Jacksonville Mayor Lenny Curry addressed media Tuesday regarding coronavirus in Duval County and introduced emergency legislation.
Curry previewed legislation, including a bill allowing retired first responders to come back to active service during this crisis, which mirrors an Executive Order calling for the same at the state level.
The bill should move quickly through the Jacksonville City Council, which meets Tuesday evening.
The legislation will allow recent retirees to supplement the load for currently active police and fire, with job offers contingent on passing physicals.
Curry has enjoyed a political bounce from crisis management, moving aggressively to secure one of three federal testing sites in the state (which the state now runs), and instituting a small-business loan program that has already disbursed $3 million, with $20 million more being processed.
Despite these moves, the city faces a “long hard road” ahead, with suicide attempts and drug overdoses and murders all spiking during the coronavirus lockdown.
To that end, Curry offered updates, including clarifying that the current “state of emergency” is simply a designation allowing locals to draw down state and federal money for emergency response cost overages.
The extension allows continued access to the funds beyond the 30-day interval, and does not mean the “safer at home” order is expanded.
“I want people back to work, to their routines as much as anybody,” Curry said. “We have to do it in a way that is safe.”
“Here in Duval County, it appears we may have flattened the curve,” Curry said, lauding people for “taking this seriously.”
As of Tuesday morning, Duval County had 715 confirmed positive tests, with 63 having been hospitalized at some point, and 13 deaths.
Beyond the health concerns, questions about the economy were posed also.

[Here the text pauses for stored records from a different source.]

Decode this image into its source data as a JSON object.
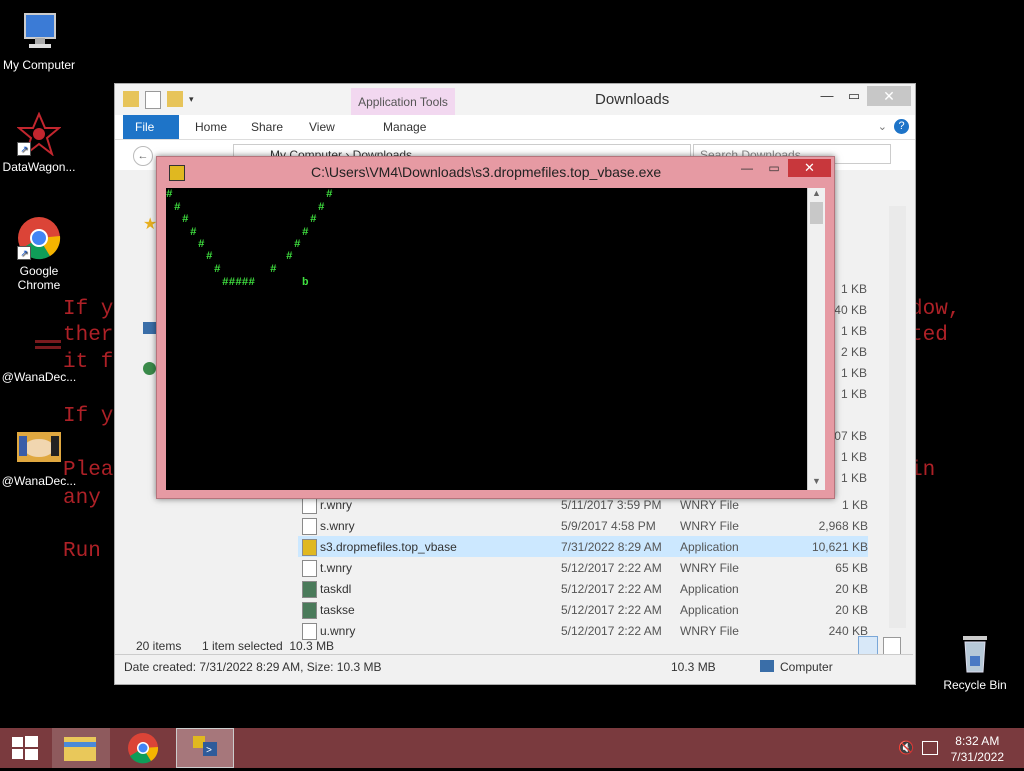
{
  "wallpaper": {
    "lines": [
      {
        "text": "If y",
        "top": 0
      },
      {
        "text": "ther",
        "top": 0
      },
      {
        "text": "it f",
        "top": 0
      },
      {
        "text": "If y",
        "top": 0
      },
      {
        "text": "Plea",
        "top": 0
      },
      {
        "text": "any",
        "top": 0
      },
      {
        "text": "Run",
        "top": 0
      }
    ],
    "right_lines": [
      "dow,",
      "ted",
      "in"
    ]
  },
  "desktop_icons": {
    "my_computer": "My Computer",
    "datawagon": "DataWagon...",
    "chrome_line1": "Google",
    "chrome_line2": "Chrome",
    "wanadec1": "@WanaDec...",
    "wanadec2": "@WanaDec...",
    "recycle": "Recycle Bin"
  },
  "explorer": {
    "title": "Downloads",
    "context_tab": "Application Tools",
    "tabs": [
      "File",
      "Home",
      "Share",
      "View",
      "Manage"
    ],
    "breadcrumb": "My Computer  ›  Downloads",
    "search_placeholder": "Search Downloads",
    "right_sizes": [
      "1 KB",
      "240 KB",
      "1 KB",
      "2 KB",
      "1 KB",
      "1 KB",
      "407 KB",
      "1 KB",
      "1 KB"
    ],
    "files": [
      {
        "name": "r.wnry",
        "date": "5/11/2017 3:59 PM",
        "type": "WNRY File",
        "size": "1 KB",
        "selected": false
      },
      {
        "name": "s.wnry",
        "date": "5/9/2017 4:58 PM",
        "type": "WNRY File",
        "size": "2,968 KB",
        "selected": false
      },
      {
        "name": "s3.dropmefiles.top_vbase",
        "date": "7/31/2022 8:29 AM",
        "type": "Application",
        "size": "10,621 KB",
        "selected": true
      },
      {
        "name": "t.wnry",
        "date": "5/12/2017 2:22 AM",
        "type": "WNRY File",
        "size": "65 KB",
        "selected": false
      },
      {
        "name": "taskdl",
        "date": "5/12/2017 2:22 AM",
        "type": "Application",
        "size": "20 KB",
        "selected": false
      },
      {
        "name": "taskse",
        "date": "5/12/2017 2:22 AM",
        "type": "Application",
        "size": "20 KB",
        "selected": false
      },
      {
        "name": "u.wnry",
        "date": "5/12/2017 2:22 AM",
        "type": "WNRY File",
        "size": "240 KB",
        "selected": false
      }
    ],
    "status_items": "20 items",
    "status_selected": "1 item selected  10.3 MB",
    "details_left": "Date created: 7/31/2022 8:29 AM, Size: 10.3 MB",
    "details_size": "10.3 MB",
    "details_location": "Computer"
  },
  "console": {
    "title": "C:\\Users\\VM4\\Downloads\\s3.dropmefiles.top_vbase.exe",
    "hash": "#",
    "bottom_run": "#####",
    "letter": "b"
  },
  "taskbar": {
    "time": "8:32 AM",
    "date": "7/31/2022"
  },
  "colors": {
    "ransom_red": "#b8232a",
    "console_green": "#3fe03f",
    "console_frame": "#e69aa3",
    "taskbar": "#7a3a3e",
    "file_tab": "#1e74c8"
  }
}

“We understand the financial strain that is coming,” Curry said, forecasting “difficult budgets, difficult choices.”
Curry noted that the city is not tapping into reserves yet, even as he didn’t offer specifics about the March decline in sales tax collections.
The goal is to get people back to work, Curry said.
Regarding the local unemployed, Curry said the Governor is working to “get people the money they need.”
“This Governor is committed to getting the system operating the way it [should],” Curry said.
Though Curry, a former chair of the Republican Party of Florida, has tended toward small-government Republican rhetoric throughout his career, the coronavirus crisis has compelled Curry to embrace a more activist version of government.
The approach contrasts with that just to the south.
In St. Johns County, the county administrator talks of having seen infection “numbers begin to flatline,” and the main concern of locals at Tuesday’s County Commission meeting seemed to be reopening the beaches.